What does cloud computing for businesses look like? Well, the biggest element for businesses tends to be hosted desktops. That means that, instead of having to sit and work at a specific computer to get your work done, you can access it from anywhere, on any device – because everything you need is on the internet. Oh, and everything is handled by your cloud service provider – meaning less work for you.
So What Does Cloud Computing Mean for Your Business?
Saving money is the reason most business owners switch to cloud hosting solutions. You don’t need to upgrade software or hardware nearly so often (if at all), and you’ll be able to reduce your IT department drastically – if not wipe it out altogether, depending on the size of your business.
Make Your Employees Happier
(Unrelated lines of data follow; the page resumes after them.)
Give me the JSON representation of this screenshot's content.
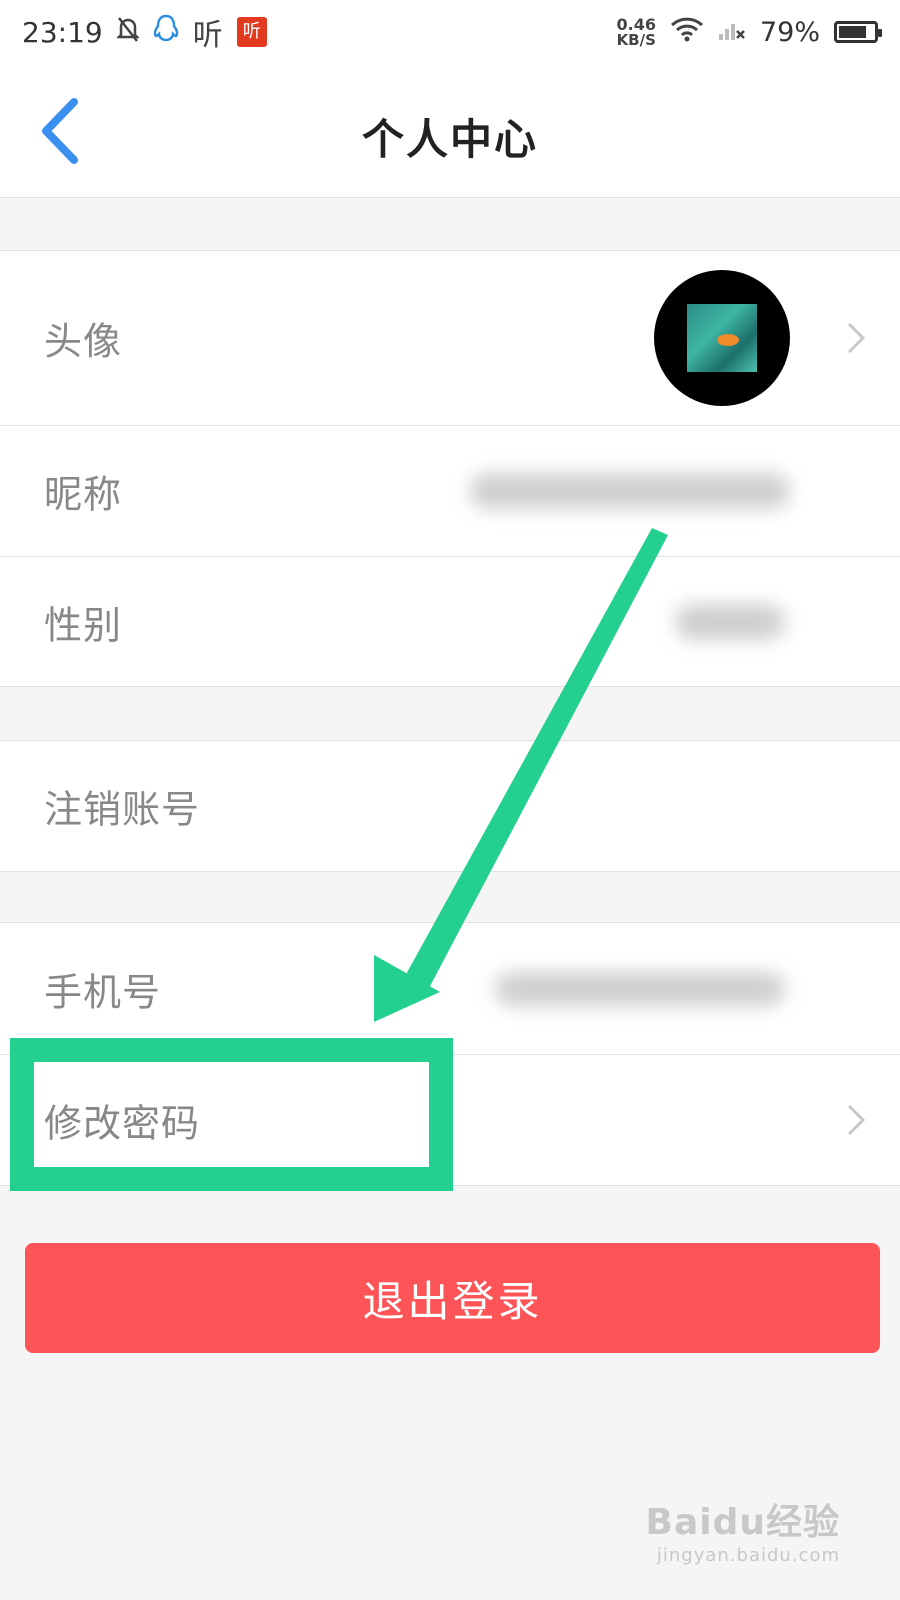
{
  "status_bar": {
    "time": "23:19",
    "ting_label": "听",
    "ting_badge": "听",
    "net_speed_value": "0.46",
    "net_speed_unit": "KB/S",
    "battery_text": "79%",
    "battery_level": 0.79
  },
  "nav": {
    "title": "个人中心"
  },
  "profile_items": [
    {
      "label": "头像"
    },
    {
      "label": "昵称"
    },
    {
      "label": "性别"
    }
  ],
  "account": {
    "cancel_label": "注销账号"
  },
  "security": {
    "phone_label": "手机号",
    "change_password_label": "修改密码"
  },
  "logout_label": "退出登录",
  "annotation": {
    "color": "#23d08f"
  },
  "watermark": {
    "brand": "Baidu经验",
    "url": "jingyan.baidu.com"
  },
  "colors": {
    "accent": "#3b8ff0",
    "danger": "#fc5457"
  }
}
Everyone knows happy employees are the key to a successful business. Well, maybe not everyone knows. But the successful guys sure do. How can a cloud solution make your employees happier? By allowing them to work from home and on their own devices. Giving your employees more autonomy will show that you trust them and help boost their productivity levels too.
Work from Anywhere
The benefits of being able to work from anywhere extend beyond making your employees happier. If you travel a lot for your business or have a long commute time, a cloud computing solution could allow you to use that time productively. Kids are ill? Snow blocking the driveway? If you can’t make it into the office – no problem, just work from home.
Are There Any Disadvantages of Cloud Computing?
There are downsides, of course. Putting your business’ documents and data into the hands of an external agent means it could be less secure. You won’t have as much control over it, and allowing employees to work from their own devices is a path fraught with potential security hazards – but that doesn’t necessarily mean your business will be unsafe. In fact, it could be safer: if your in-house server fails and your IT guys can’t rescue it, what then? Shared internet servers can drastically reduce the risk of losing vital data.
Is Cloud Computing Right for Your Business?
Is making the move over to the cloud right for you and your business? Well, chances are you’re already using it to some degree. Do you use Gmail or another external webmail service, instead of an in-house email server? How about Google Docs, Dropbox, or another online storage solution? Those things are all hosted on cloud servers.
It’s also worth considering that cloud service providers… well, that’s what they do. Keeping on top of the latest security measures and making sure all hardware and software is up-to-date, is kinda their expertise. Chances are they know what they’re doing, and they do it well.